- Mal Evans as quoted by John Lennon.

mim said...

Don't forget that Ronald Reagan wanted to use Bruce Springsteen's "Born in the USA," but Springsteen wouldn't let him.

Neddie said...

>> I bet there is a Ted Nugent record
>> (can't bring myself to use the word
>> "song" in this context) that would be
>> perfect for Rush Limbaugh.

Sometimes you gotta get higher
Sometimes you gotta stay low
Some people say you're gonna die someday
I got news, honey, you never have to go

(I can't believe I dredged that one up out of Deep RAM -- I haven't thought about it since about 1974!)

Mim: There's a novel in that summer camp. Think about it.

mim said...

Sorry, Neddie, I just don't have it in me to write fiction.

But the lyrics to the Peekskill song are here:

Ed Drone said...

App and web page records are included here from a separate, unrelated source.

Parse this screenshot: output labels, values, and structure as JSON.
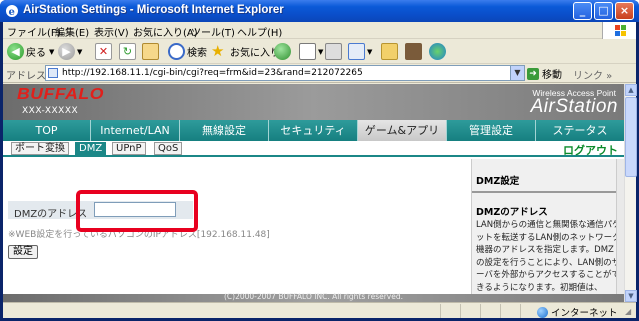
{
  "window": {
    "title": "AirStation Settings - Microsoft Internet Explorer"
  },
  "menu": [
    "ファイル(F)",
    "編集(E)",
    "表示(V)",
    "お気に入り(A)",
    "ツール(T)",
    "ヘルプ(H)"
  ],
  "toolbar": {
    "back_label": "戻る",
    "search_label": "検索",
    "favorites_label": "お気に入り"
  },
  "address": {
    "label": "アドレス(D)",
    "url": "http://192.168.11.1/cgi-bin/cgi?req=frm&id=23&rand=212072265",
    "go_label": "移動",
    "links_label": "リンク »"
  },
  "brand": {
    "logo": "BUFFALO",
    "model": "XXX-XXXXX",
    "tagline": "Wireless Access Point",
    "product": "AirStation"
  },
  "nav": [
    {
      "label": "TOP",
      "active": false
    },
    {
      "label": "Internet/LAN",
      "active": false
    },
    {
      "label": "無線設定",
      "active": false
    },
    {
      "label": "セキュリティ",
      "active": false
    },
    {
      "label": "ゲーム&アプリ",
      "active": true
    },
    {
      "label": "管理設定",
      "active": false
    },
    {
      "label": "ステータス",
      "active": false
    }
  ],
  "subnav": [
    {
      "label": "ポート変換",
      "active": false
    },
    {
      "label": "DMZ",
      "active": true
    },
    {
      "label": "UPnP",
      "active": false
    },
    {
      "label": "QoS",
      "active": false
    }
  ],
  "logout_label": "ログアウト",
  "form": {
    "dmz_label": "DMZのアドレス",
    "dmz_value": "",
    "hint": "※WEB設定を行っているパソコンのIPアドレス[192.168.11.48]",
    "submit_label": "設定"
  },
  "help": {
    "title": "DMZ設定",
    "subtitle": "DMZのアドレス",
    "text": "LAN側からの通信と無関係な通信パケットを転送するLAN側のネットワーク機器のアドレスを指定します。DMZの設定を行うことにより、LAN側のサーバを外部からアクセスすることができるようになります。初期値は、"
  },
  "footer": "(C)2000-2007 BUFFALO INC. All rights reserved.",
  "status": {
    "zone": "インターネット"
  },
  "colors": {
    "nav_bg": "#167f80",
    "highlight": "#e8001f",
    "logo_red": "#e0201b",
    "logout_green": "#0a8a2a"
  }
}
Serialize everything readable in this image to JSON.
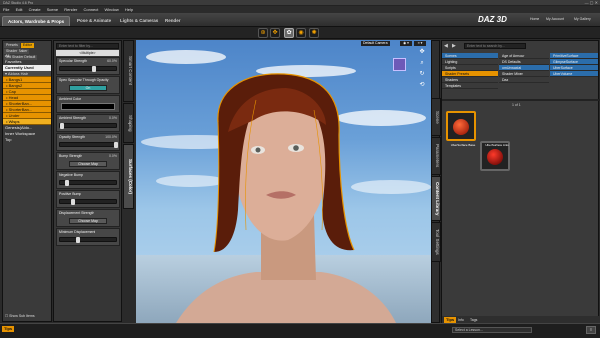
{
  "window": {
    "title": "DAZ Studio 4.6 Pro"
  },
  "menu": [
    "File",
    "Edit",
    "Create",
    "Scene",
    "Render",
    "Connect",
    "Window",
    "Help"
  ],
  "tabs": [
    "Actors, Wardrobe & Props",
    "Pose & Animate",
    "Lights & Cameras",
    "Render"
  ],
  "brand": {
    "logo": "DAZ 3D",
    "links": [
      "Home",
      "My Account",
      "My Gallery"
    ]
  },
  "left": {
    "subtabs": [
      "Presets",
      "Editor",
      "Shader Baker"
    ],
    "subtabs2": [
      "Shader",
      "3rd Shader Default"
    ],
    "categories": [
      "All",
      "Favorites",
      "Currently Used"
    ],
    "scene_items": [
      "Aldora Hair",
      "Bangs1",
      "Bangs2",
      "Cap",
      "Head",
      "ShorterBan...",
      "ShorterBan...",
      "Under",
      "Wisps"
    ],
    "groups": [
      "Genesis(Aldo...",
      "Inner Workspace",
      "Top"
    ],
    "show_sub_items": "Show Sub Items",
    "tips": "Tips"
  },
  "params": {
    "filter_placeholder": "Enter text to filter by...",
    "multiple": "<Multiple>",
    "items": [
      {
        "label": "Specular Strength",
        "value": "60.0%",
        "type": "slider",
        "pos": 0.6
      },
      {
        "label": "Spec Specular Through Opacity",
        "value": "",
        "type": "toggle",
        "state": "On"
      },
      {
        "label": "Ambient Color",
        "value": "",
        "type": "color"
      },
      {
        "label": "Ambient Strength",
        "value": "0.0%",
        "type": "slider",
        "pos": 0.0
      },
      {
        "label": "Opacity Strength",
        "value": "100.0%",
        "type": "slider",
        "pos": 1.0
      },
      {
        "label": "Bump Strength",
        "value": "0.0%",
        "type": "map",
        "btn": "Choose Map"
      },
      {
        "label": "Negative Bump",
        "value": "",
        "type": "slider",
        "pos": 0.1
      },
      {
        "label": "Positive Bump",
        "value": "",
        "type": "slider",
        "pos": 0.2
      },
      {
        "label": "Displacement Strength",
        "value": "",
        "type": "map",
        "btn": "Choose Map"
      },
      {
        "label": "Minimum Displacement",
        "value": "",
        "type": "slider",
        "pos": 0.3
      }
    ]
  },
  "midtabs": [
    "Smart Content",
    "Shaping",
    "Surfaces (Color)"
  ],
  "viewport": {
    "camera": "Default Camera"
  },
  "right": {
    "search_placeholder": "Enter text to search by...",
    "lib_col1": [
      "Scenes",
      "Lighting",
      "Scripts",
      "Shader Presets",
      "Shaders",
      "Templates"
    ],
    "lib_col2": [
      "Age of Armour",
      "DS Defaults",
      "omUnwaxial",
      "Shader Mixer",
      "Daz"
    ],
    "lib_col3": [
      "PrimitiveSurface",
      "GlimpseSurface",
      "UberSurface",
      "UberVolume"
    ],
    "pages": "1 of 1",
    "thumbs": [
      "UberSurface Base",
      "UberSurface Anis"
    ],
    "vtabs": [
      "Scene",
      "Parameters",
      "Content Library",
      "Tool Settings"
    ],
    "tips_tabs": [
      "Tips",
      "Info",
      "Tags"
    ]
  },
  "status": {
    "lesson": "Select a Lesson..."
  }
}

"The Hammer Song" originally ended, "all over this world," which drove the wingnuts of the time crazy (yeah, I know, that's a putt, not a drive), but Seeger & Hays changed it to "land" because "world" doesn't sing as well, and besides, the action the song is inspiring is localized in individual "lands" anyway. Fix this land, then that land, and before you know it, you've changed the world.

Ed

Neddie said...

>> Fix this land, then that land,
>> and before you know it, you've
>> changed the world.

A more cogent exposition of the Domino Theory couldn't be wished for. Tanks, Mr. McNamara!

Ed Drone said...

[>> Fix this land, then that land,
>> and before you know it, you've
>> changed the world.

A more cogent exposition of the Domino Theory couldn't be wished for. Tanks, Mr. McNamara!]

Well, if it'd work for conquering the world, it'd work for fixing it, too. But the actors would have to be the people of each land, not an outside entity. Witness our success in Iraq and Afghanistan (not to mention Viet Nam).

Ed

mim said...

My bad: I should have said "topical songs," not "communist anthems" in telling my own story. Big difference; we never sang "The International." Ban-the-bomb songs were big in the early 60's.